I have given some cursory indications of the sense in which it is possible to say that the nineteenth century's pervasive distrust of knowledge and intelligence, its appeal to intuition and tradition, is its way of expressing its need of another kind of knowledge than that which the Enlightenment had looked to as utterly sufficient. For men need a knowledge of the total drift of their fortunes and their enterprises, as well as a knowledge of the detailed order of nature's ways; men need a knowledge of that residual environment, of those more ultimate ends which make their various and scattered deeds intelligible and coherent. If such knowledge had been forgotten and neglected in the centuries when men were bending every energy to secure that instrumental knowledge which is power, is it any wonder, I ask, that men should turn to something else than knowledge to give them some total meaning of things without which even power itself is hollow and empty?

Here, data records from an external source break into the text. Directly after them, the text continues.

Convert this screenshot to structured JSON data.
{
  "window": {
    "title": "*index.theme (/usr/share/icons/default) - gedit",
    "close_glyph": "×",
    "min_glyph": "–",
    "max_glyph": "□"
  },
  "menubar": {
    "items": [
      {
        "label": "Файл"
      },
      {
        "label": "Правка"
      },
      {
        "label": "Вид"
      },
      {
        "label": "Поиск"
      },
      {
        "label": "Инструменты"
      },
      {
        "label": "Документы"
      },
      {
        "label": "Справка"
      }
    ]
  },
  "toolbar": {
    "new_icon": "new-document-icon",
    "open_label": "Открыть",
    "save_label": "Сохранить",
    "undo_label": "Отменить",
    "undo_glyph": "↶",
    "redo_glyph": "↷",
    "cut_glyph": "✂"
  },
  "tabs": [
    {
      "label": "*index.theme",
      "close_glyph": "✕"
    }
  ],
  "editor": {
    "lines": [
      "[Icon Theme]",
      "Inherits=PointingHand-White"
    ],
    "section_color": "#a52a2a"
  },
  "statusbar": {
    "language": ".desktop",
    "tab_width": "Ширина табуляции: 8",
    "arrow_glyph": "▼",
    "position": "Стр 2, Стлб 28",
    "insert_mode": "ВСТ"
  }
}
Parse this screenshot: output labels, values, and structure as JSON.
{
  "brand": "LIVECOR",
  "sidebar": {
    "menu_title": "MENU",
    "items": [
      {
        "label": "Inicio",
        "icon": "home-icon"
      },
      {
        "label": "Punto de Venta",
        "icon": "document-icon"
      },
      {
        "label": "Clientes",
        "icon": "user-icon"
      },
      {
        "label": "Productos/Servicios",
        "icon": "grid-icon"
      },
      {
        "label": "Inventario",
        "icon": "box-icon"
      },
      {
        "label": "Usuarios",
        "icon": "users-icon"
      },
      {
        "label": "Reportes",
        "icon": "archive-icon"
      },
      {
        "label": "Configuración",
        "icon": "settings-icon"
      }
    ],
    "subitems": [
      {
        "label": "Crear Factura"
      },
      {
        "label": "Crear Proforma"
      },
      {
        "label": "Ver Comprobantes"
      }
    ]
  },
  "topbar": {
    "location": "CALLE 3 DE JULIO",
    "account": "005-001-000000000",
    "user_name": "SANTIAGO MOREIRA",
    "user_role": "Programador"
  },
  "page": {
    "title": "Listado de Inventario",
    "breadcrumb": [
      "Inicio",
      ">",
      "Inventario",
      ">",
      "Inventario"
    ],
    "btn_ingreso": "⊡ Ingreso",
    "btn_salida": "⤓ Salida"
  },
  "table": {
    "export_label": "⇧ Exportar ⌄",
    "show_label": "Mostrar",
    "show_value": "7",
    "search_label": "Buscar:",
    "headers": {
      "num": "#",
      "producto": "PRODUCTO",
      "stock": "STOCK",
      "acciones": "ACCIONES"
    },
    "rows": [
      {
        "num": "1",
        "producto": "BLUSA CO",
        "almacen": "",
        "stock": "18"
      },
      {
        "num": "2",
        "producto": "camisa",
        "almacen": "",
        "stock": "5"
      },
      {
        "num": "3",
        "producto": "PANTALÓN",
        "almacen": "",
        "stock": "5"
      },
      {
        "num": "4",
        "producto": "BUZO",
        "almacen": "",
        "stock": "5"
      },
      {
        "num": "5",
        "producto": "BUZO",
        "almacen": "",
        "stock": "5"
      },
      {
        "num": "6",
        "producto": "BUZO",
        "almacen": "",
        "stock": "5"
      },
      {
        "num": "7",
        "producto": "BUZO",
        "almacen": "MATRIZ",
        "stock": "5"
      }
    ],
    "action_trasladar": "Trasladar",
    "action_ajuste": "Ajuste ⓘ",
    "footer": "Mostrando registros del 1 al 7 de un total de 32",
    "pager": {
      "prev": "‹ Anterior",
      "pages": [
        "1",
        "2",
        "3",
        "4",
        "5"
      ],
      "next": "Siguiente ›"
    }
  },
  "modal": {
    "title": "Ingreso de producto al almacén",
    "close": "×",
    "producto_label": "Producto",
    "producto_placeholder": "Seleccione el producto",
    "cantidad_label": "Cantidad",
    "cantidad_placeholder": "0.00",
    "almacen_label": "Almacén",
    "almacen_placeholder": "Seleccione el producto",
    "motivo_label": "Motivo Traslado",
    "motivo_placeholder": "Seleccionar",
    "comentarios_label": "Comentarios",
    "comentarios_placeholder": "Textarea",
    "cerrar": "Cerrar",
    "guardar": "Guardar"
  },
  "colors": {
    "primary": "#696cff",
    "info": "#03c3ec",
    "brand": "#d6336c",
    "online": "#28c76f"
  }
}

But in their response to the total environment of their lives, men are not long content with that which has nothing to do with knowledge. Is there not in all this looking of the nineteenth century to intuition and feeling, to instinct and tradition, a wistful longing that these things might in some fashion conceal within themselves that which is entitled to rank as knowledge! No one can doubt it. And in this wistful longing there is the echo of hopes and beliefs, of religions and philosophies, which the seventeenth and eighteenth centuries had almost forgotten, but whose fruitful synthesis with the ideals of the Enlightenment has been the task, not only of the nineteenth century, but of our own age as well.
“SIMEON OF THE PILLAR'*
I am young Simeon of the Pillar, I
I set, and know that, whatsoe'er befall, * The Phi Beta Kappa poem read at the annual meeting of the Society on May 12, 1914.
This broken, frozen, tempest-stricken flesh